Consequently, this investor logic spurs dumping resources into PR strategy as opposed to R&D expenditures – which effectively draws in business magnates like magnets. If you’re losing faith that this is at all tangentially related to Ponzi schemes, here is the carrefour where the points meet: the setup is constructed in such a way that company executives can pull out right before the short-term expansion driven by wealthy investors crumbles.
The criteria, once again? Secrecy, insider advantages, unsustainable growth, a load of uncertainty sitting atop a heap of desperation and public attention: what better environment could a Ponzi ask for?
Rolling forwards the debt, in parallel with an undeniable desire
Ponzis persist precisely because people remain married to their money and the market. If your neighbors are getting rich quickly off of some mystifying new fund mixed with algorithms and Bitcoins, a logical assumption would be that you can too.
What’s exogenous to this flawed hypothesis and unaccounted for is something of the halo effect – investment infatuation clouds your judgment analogous to a boy claiming a girl whom he is madly in love with to be an angel.
Law firm Pulman, Cappuccio, Pullen & Benson LLP managing partner Randall Pulman shares a case-in-point: a client once received $1,000 monthly returns from a $100K investment and new investors were pulled in when the money ran short. When Pulman cautioned the client with the concept of a clawback – where the fund owner will one day file for bankruptcy and a trustee will come after him for the money paid in – the client tuned out. Irresistibility must be on par with free food, semi-annual sales, or nicotine (for some).
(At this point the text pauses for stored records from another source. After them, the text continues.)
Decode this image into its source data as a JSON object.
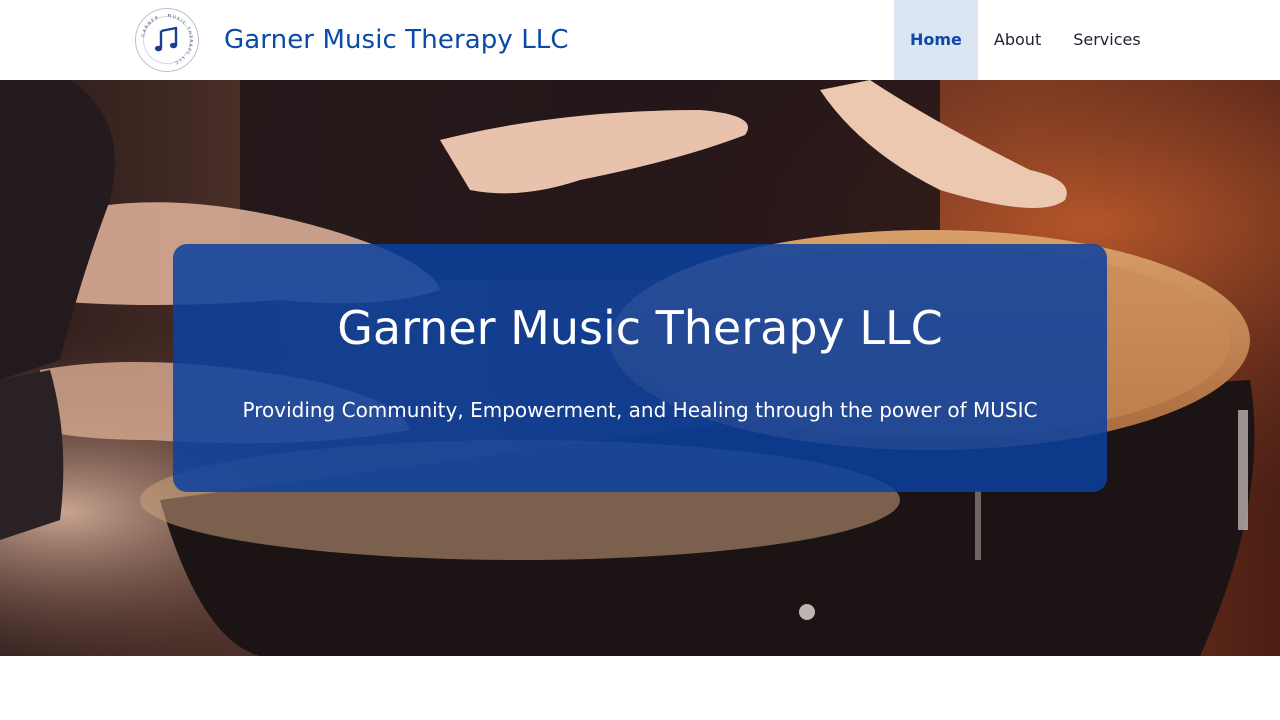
{
  "header": {
    "site_title": "Garner Music Therapy LLC",
    "logo": {
      "icon": "music-note-icon",
      "ring_text": "GARNER MUSIC THERAPY LLC"
    }
  },
  "nav": {
    "items": [
      {
        "label": "Home",
        "active": true
      },
      {
        "label": "About",
        "active": false
      },
      {
        "label": "Services",
        "active": false
      }
    ]
  },
  "hero": {
    "background_image": "hands-on-conga-drums",
    "title": "Garner Music Therapy LLC",
    "subtitle": "Providing Community, Empowerment, and Healing through the power of MUSIC"
  },
  "colors": {
    "brand_blue": "#0b4aa6",
    "nav_active_bg": "#dce6f3",
    "hero_box": "#0a40a0"
  }
}
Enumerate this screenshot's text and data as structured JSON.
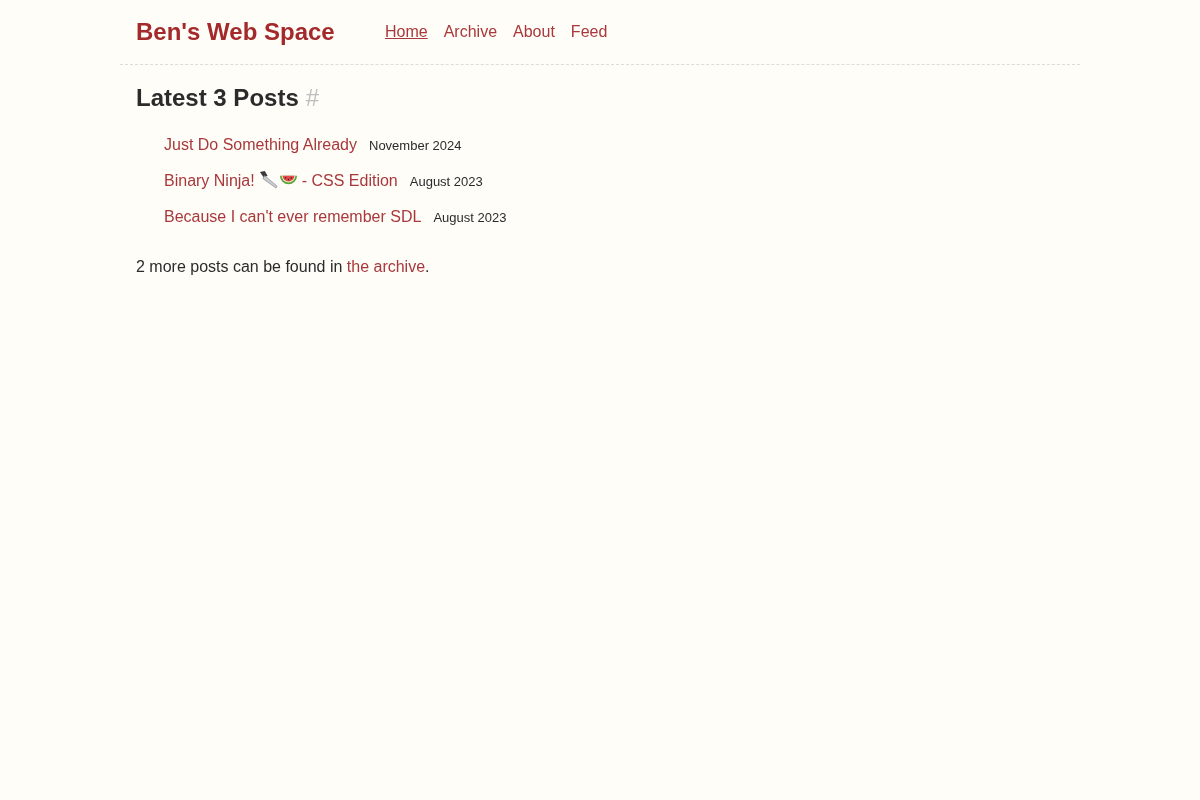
{
  "header": {
    "site_title": "Ben's Web Space",
    "nav": [
      {
        "label": "Home",
        "selected": true
      },
      {
        "label": "Archive",
        "selected": false
      },
      {
        "label": "About",
        "selected": false
      },
      {
        "label": "Feed",
        "selected": false
      }
    ]
  },
  "section": {
    "heading": "Latest 3 Posts",
    "anchor": "#"
  },
  "posts": [
    {
      "segments": [
        {
          "kind": "text",
          "text": "Just Do Something Already"
        }
      ],
      "date": "November 2024"
    },
    {
      "segments": [
        {
          "kind": "text",
          "text": "Binary Ninja!"
        },
        {
          "kind": "knife"
        },
        {
          "kind": "watermelon"
        },
        {
          "kind": "text",
          "text": "- CSS Edition"
        }
      ],
      "date": "August 2023"
    },
    {
      "segments": [
        {
          "kind": "text",
          "text": "Because I can't ever remember SDL"
        }
      ],
      "date": "August 2023"
    }
  ],
  "more": {
    "text_before": "2 more posts can be found in",
    "link": "the archive",
    "text_after": "."
  }
}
So long as the American public refuses to divorce from the American dream, the Ponzi proliferation will continue to propagate faithfully, safely, and soundly into the subsequent overlapping generations.